## YOUR OBJECTIVE
Only the pictures should be left out; write out all other data exactly.

### DATA PROVIDED

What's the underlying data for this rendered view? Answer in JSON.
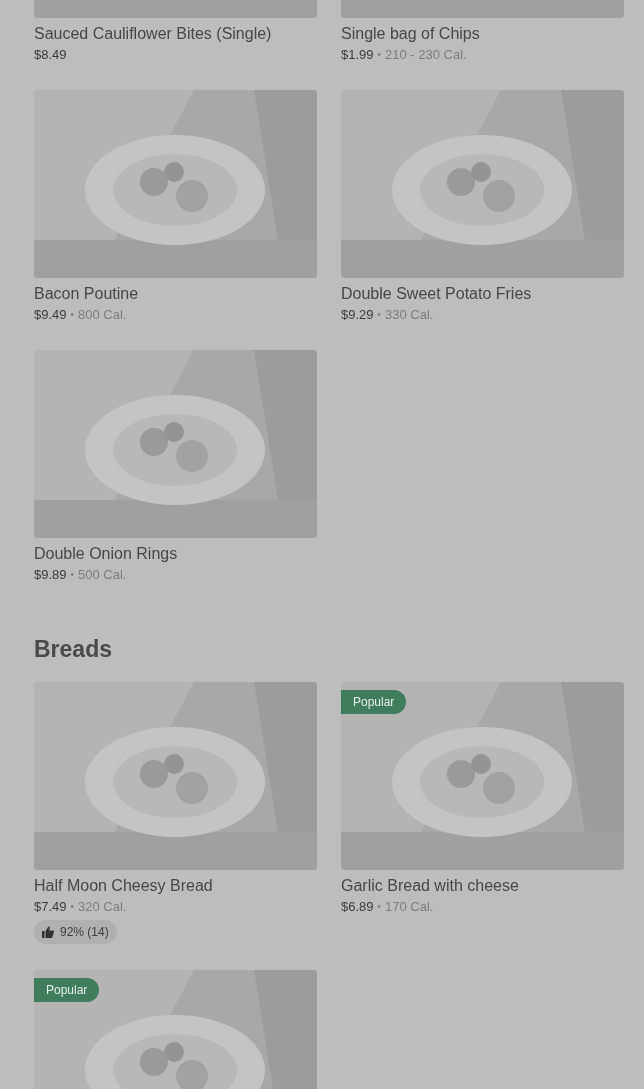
{
  "separator": "•",
  "sections": [
    {
      "items": [
        {
          "name": "Sauced Cauliflower Bites (Single)",
          "price": "$8.49"
        },
        {
          "name": "Single bag of Chips",
          "price": "$1.99",
          "calories": "210 - 230 Cal."
        },
        {
          "name": "Bacon Poutine",
          "price": "$9.49",
          "calories": "800 Cal."
        },
        {
          "name": "Double Sweet Potato Fries",
          "price": "$9.29",
          "calories": "330 Cal."
        },
        {
          "name": "Double Onion Rings",
          "price": "$9.89",
          "calories": "500 Cal."
        }
      ]
    },
    {
      "title": "Breads",
      "items": [
        {
          "name": "Half Moon Cheesy Bread",
          "price": "$7.49",
          "calories": "320 Cal.",
          "rating": "92% (14)"
        },
        {
          "badge": "Popular",
          "name": "Garlic Bread with cheese",
          "price": "$6.89",
          "calories": "170 Cal."
        },
        {
          "badge": "Popular"
        }
      ]
    }
  ]
}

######

## RESPONSE
What's the underlying data for this rendered view? Answer in JSON.
{
  "separator": "•",
  "sections": [
    {
      "items": [
        {
          "name": "Sauced Cauliflower Bites (Single)",
          "price": "$8.49"
        },
        {
          "name": "Single bag of Chips",
          "price": "$1.99",
          "calories": "210 - 230 Cal."
        },
        {
          "name": "Bacon Poutine",
          "price": "$9.49",
          "calories": "800 Cal."
        },
        {
          "name": "Double Sweet Potato Fries",
          "price": "$9.29",
          "calories": "330 Cal."
        },
        {
          "name": "Double Onion Rings",
          "price": "$9.89",
          "calories": "500 Cal."
        }
      ]
    },
    {
      "title": "Breads",
      "items": [
        {
          "name": "Half Moon Cheesy Bread",
          "price": "$7.49",
          "calories": "320 Cal.",
          "rating": "92% (14)"
        },
        {
          "badge": "Popular",
          "name": "Garlic Bread with cheese",
          "price": "$6.89",
          "calories": "170 Cal."
        },
        {
          "badge": "Popular"
        }
      ]
    }
  ]
}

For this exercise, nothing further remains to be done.